> _Given data_
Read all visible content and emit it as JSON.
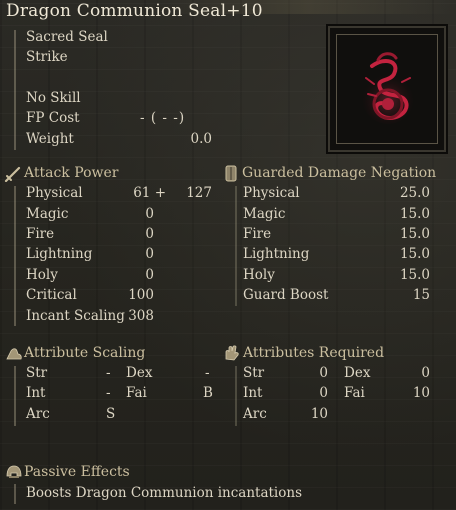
{
  "title": "Dragon Communion Seal+10",
  "info": {
    "category": "Sacred Seal",
    "attack_type": "Strike",
    "skill": "No Skill",
    "fp_cost_label": "FP Cost",
    "fp_cost_value": "- (      -      -)",
    "weight_label": "Weight",
    "weight_value": "0.0"
  },
  "attack_power": {
    "header": "Attack Power",
    "rows": [
      {
        "label": "Physical",
        "v1": "61 +",
        "v2": "127"
      },
      {
        "label": "Magic",
        "v1": "0",
        "v2": ""
      },
      {
        "label": "Fire",
        "v1": "0",
        "v2": ""
      },
      {
        "label": "Lightning",
        "v1": "0",
        "v2": ""
      },
      {
        "label": "Holy",
        "v1": "0",
        "v2": ""
      },
      {
        "label": "Critical",
        "v1": "100",
        "v2": ""
      },
      {
        "label": "Incant Scaling",
        "v1": "308",
        "v2": ""
      }
    ]
  },
  "guarded": {
    "header": "Guarded Damage Negation",
    "rows": [
      {
        "label": "Physical",
        "value": "25.0"
      },
      {
        "label": "Magic",
        "value": "15.0"
      },
      {
        "label": "Fire",
        "value": "15.0"
      },
      {
        "label": "Lightning",
        "value": "15.0"
      },
      {
        "label": "Holy",
        "value": "15.0"
      },
      {
        "label": "Guard Boost",
        "value": "15"
      }
    ]
  },
  "attribute_scaling": {
    "header": "Attribute Scaling",
    "rows": [
      {
        "a": "Str",
        "av": "-",
        "b": "Dex",
        "bv": "-"
      },
      {
        "a": "Int",
        "av": "-",
        "b": "Fai",
        "bv": "B"
      },
      {
        "a": "Arc",
        "av": "S",
        "b": "",
        "bv": ""
      }
    ]
  },
  "attributes_required": {
    "header": "Attributes Required",
    "rows": [
      {
        "a": "Str",
        "av": "0",
        "b": "Dex",
        "bv": "0"
      },
      {
        "a": "Int",
        "av": "0",
        "b": "Fai",
        "bv": "10"
      },
      {
        "a": "Arc",
        "av": "10",
        "b": "",
        "bv": ""
      }
    ]
  },
  "passive": {
    "header": "Passive Effects",
    "text": "Boosts Dragon Communion incantations"
  },
  "icons": {
    "attack": "sword-icon",
    "guard": "shield-icon",
    "scaling": "flexed-arm-icon",
    "required": "hand-icon",
    "passive": "helmet-icon",
    "item": "dragon-seal-icon"
  },
  "colors": {
    "accent": "#cbbf9f",
    "text": "#ddd6c4",
    "seal_red": "#b0203a"
  }
}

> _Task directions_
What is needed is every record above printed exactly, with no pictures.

> _Task answer_
Read all visible content and emit it as JSON.
{
  "title": "Dragon Communion Seal+10",
  "info": {
    "category": "Sacred Seal",
    "attack_type": "Strike",
    "skill": "No Skill",
    "fp_cost_label": "FP Cost",
    "fp_cost_value": "- (      -      -)",
    "weight_label": "Weight",
    "weight_value": "0.0"
  },
  "attack_power": {
    "header": "Attack Power",
    "rows": [
      {
        "label": "Physical",
        "v1": "61 +",
        "v2": "127"
      },
      {
        "label": "Magic",
        "v1": "0",
        "v2": ""
      },
      {
        "label": "Fire",
        "v1": "0",
        "v2": ""
      },
      {
        "label": "Lightning",
        "v1": "0",
        "v2": ""
      },
      {
        "label": "Holy",
        "v1": "0",
        "v2": ""
      },
      {
        "label": "Critical",
        "v1": "100",
        "v2": ""
      },
      {
        "label": "Incant Scaling",
        "v1": "308",
        "v2": ""
      }
    ]
  },
  "guarded": {
    "header": "Guarded Damage Negation",
    "rows": [
      {
        "label": "Physical",
        "value": "25.0"
      },
      {
        "label": "Magic",
        "value": "15.0"
      },
      {
        "label": "Fire",
        "value": "15.0"
      },
      {
        "label": "Lightning",
        "value": "15.0"
      },
      {
        "label": "Holy",
        "value": "15.0"
      },
      {
        "label": "Guard Boost",
        "value": "15"
      }
    ]
  },
  "attribute_scaling": {
    "header": "Attribute Scaling",
    "rows": [
      {
        "a": "Str",
        "av": "-",
        "b": "Dex",
        "bv": "-"
      },
      {
        "a": "Int",
        "av": "-",
        "b": "Fai",
        "bv": "B"
      },
      {
        "a": "Arc",
        "av": "S",
        "b": "",
        "bv": ""
      }
    ]
  },
  "attributes_required": {
    "header": "Attributes Required",
    "rows": [
      {
        "a": "Str",
        "av": "0",
        "b": "Dex",
        "bv": "0"
      },
      {
        "a": "Int",
        "av": "0",
        "b": "Fai",
        "bv": "10"
      },
      {
        "a": "Arc",
        "av": "10",
        "b": "",
        "bv": ""
      }
    ]
  },
  "passive": {
    "header": "Passive Effects",
    "text": "Boosts Dragon Communion incantations"
  },
  "icons": {
    "attack": "sword-icon",
    "guard": "shield-icon",
    "scaling": "flexed-arm-icon",
    "required": "hand-icon",
    "passive": "helmet-icon",
    "item": "dragon-seal-icon"
  },
  "colors": {
    "accent": "#cbbf9f",
    "text": "#ddd6c4",
    "seal_red": "#b0203a"
  }
}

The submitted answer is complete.